The Best of Show prize went to the well-deserved 1931 Stutz DV32 Convertible Victoria owned by prominent collector Joseph Cassini of West Orange, New Jersey. The handsome Stutz earlier had won the Best Rolling Art award.
The ultimate winner of the 2018 concours was from the highly competitive class of true-classic convertibles from 1925 through 1931, populated by magnificent automobiles from such marques as Duesenberg, Auburn and Cadillac.
“I think it’s the understated elegance,” Cassini said as he accepted the top prize. “That’s what’s instrumental in this car having won the award.”
Other concours winners included:
Road & Track Award – 1955 Mercedes-Benz 300SL Gullwing coupe owned by Jeff Files of Durham, North Carolina.
Best Production/Performance vehicle – 1967 Shelby GT350 Fastback owned by Hunt and Pat Palmer-Ball, Louisville, Kentucky.
Best Motorcycle – 1928 BMW R63 owned by John Landstrom of Norcross, Georgia.
People’s Choice – 1929 Ford Model woody station wagon owned by Thomas and Donna Fitzgerald. The wagon was done up as a vintage camp car with a wooden canoe on its roof and a tent trailer in tow. Tom Fitzgerald, dressed as a camp “ranger” to suit the theme, also won the male best-dressed award.
Top winners in the Car Club Showcase on Saturday were:
Best of Show – 1972 Ferrari 365 GTB/4 Daytona owned by John Phillips.
Best American – 1951 Buick Roadmaster Riviera 2-Door Hardtop owned by Robert Brooks.
Best European – 1934 BMW 309 owned by James True.
People’s Choice – 1957 Ford Thunderbird owned by Anthony Bastardi

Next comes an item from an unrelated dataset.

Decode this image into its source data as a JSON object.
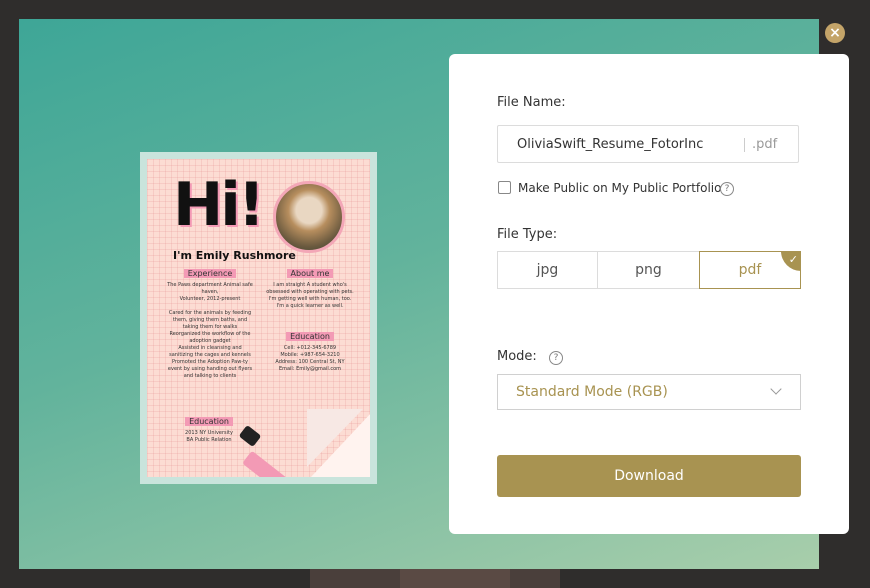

The Sunday concours was cut short by a drizzling rain that started at around 2 p.m., but all the awards were given out and it seemed that most folks went home happy after what was still a full day.